“Yeah, so this is not a convention, this is not a party. It is a time for us to come together and learn from one another and train, and that’s hard work. Like we really need to dig in and focus, and we need to be in a space where we can hear each others’ voices,” said Stephanie Grabow, who traveled from Indiana. She’s come to all five of these annual meetings, known as Gun Sense Universities.

More than 300 survivors of gun violence gathered for the event.

“They can come here pretty raw. And we need them in the movement. I think we need to create a space where they feel comfortable to share their experiences with us, and where we can hear their experiences with our full hearts. That can be private sometimes,” Grabow said.

Speaker and volunteer La’Shea Cretian has lived with bullets in her body since 1996.

“That’s when a .38 caliber came into my family’s home and I was shot five times by my ex-boyfriend,” Cretian said.

He shot and killed himself that night as well.

In a moment of down time, she was helping to cut out printed prompts for a public speaking exercise. For Cretian, who began telling her story in church, sharing her own experience is not as difficult as hearing from so many others.

“Sometimes I just can’t stop crying because I want to help. For me to stand up and say that I made it, and I have someone next to me and their family member didn’t make it, that’s when it just gets so personal,” she said.

Overall, 1,200 advocates trained on a range of organizing strategies as well as running for public office. The turnout was double that of 2017. The first event in Denver five years ago saw 60 attendees.

Moms Demand membership increased by about 200,000 in the wake of the Parkland, Florida, shooting earlier this year. Founder Shannon Watts says the tragedy was one motivation among many.

“I don’t think it’s any one thing. I do think that women are feeling very empowered since the election of Donald Trump, and they want to either be activists or they want to run for office, and we fill that niche for them,” Watts said.

Volunteers in red and orange Moms Demand Action gear filled the hotel halls between dozens of training panels including “Running for Office,” “Advanced Lobbying” and “The Importance of Self-Care for a Gun Safety Activist.”

In one session, a panel of speakers from New York, Baltimore and Milwaukee emphasized the importance of playing a supportive role for the work many community-based gun violence prevention groups have been doing for years.

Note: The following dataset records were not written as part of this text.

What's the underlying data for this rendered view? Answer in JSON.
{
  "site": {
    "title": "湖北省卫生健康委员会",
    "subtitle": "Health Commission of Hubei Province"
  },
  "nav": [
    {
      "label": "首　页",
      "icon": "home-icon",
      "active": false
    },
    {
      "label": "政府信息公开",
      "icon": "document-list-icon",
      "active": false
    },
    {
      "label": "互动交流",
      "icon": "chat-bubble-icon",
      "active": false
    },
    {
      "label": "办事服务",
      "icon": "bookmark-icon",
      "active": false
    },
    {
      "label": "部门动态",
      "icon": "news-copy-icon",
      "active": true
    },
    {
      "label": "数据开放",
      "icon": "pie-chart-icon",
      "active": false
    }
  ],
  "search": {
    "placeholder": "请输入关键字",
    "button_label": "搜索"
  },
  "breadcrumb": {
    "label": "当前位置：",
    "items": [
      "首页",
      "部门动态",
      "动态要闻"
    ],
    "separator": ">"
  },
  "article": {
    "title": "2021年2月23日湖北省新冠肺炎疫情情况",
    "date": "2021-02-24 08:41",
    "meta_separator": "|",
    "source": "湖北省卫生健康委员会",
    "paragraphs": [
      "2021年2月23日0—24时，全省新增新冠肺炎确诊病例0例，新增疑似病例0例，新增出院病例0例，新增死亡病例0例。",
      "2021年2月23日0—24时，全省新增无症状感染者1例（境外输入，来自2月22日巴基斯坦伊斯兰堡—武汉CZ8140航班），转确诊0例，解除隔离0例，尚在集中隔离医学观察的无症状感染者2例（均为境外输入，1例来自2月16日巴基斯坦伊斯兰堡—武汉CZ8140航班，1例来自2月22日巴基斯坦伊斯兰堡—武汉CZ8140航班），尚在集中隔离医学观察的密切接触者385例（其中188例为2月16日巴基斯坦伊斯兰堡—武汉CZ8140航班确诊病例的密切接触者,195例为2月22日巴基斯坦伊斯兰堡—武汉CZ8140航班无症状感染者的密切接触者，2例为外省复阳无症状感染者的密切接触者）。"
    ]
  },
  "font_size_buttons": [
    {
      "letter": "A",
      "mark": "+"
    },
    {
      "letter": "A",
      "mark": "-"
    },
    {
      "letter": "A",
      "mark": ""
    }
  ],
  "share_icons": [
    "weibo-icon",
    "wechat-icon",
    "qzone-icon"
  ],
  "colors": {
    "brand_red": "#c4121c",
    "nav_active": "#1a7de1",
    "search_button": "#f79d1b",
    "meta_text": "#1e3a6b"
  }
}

One volunteer from Albany, New York, raised the issue of the role of race in gun violence activism: How to navigate the plain fact that many in her chapter are white residents from the suburbs who may be less than fully focused on gun violence in communities of color? A lot to discuss there, came the replies.

“In the last year, 40 percent of the new employees we’ve hired are nonwhite. We are incredibly focused on diversifying our leadership and our volunteers,” said Watts. “We want to make sure that the organization looks like what America looks like and what this issue of gun violence itself looks like.”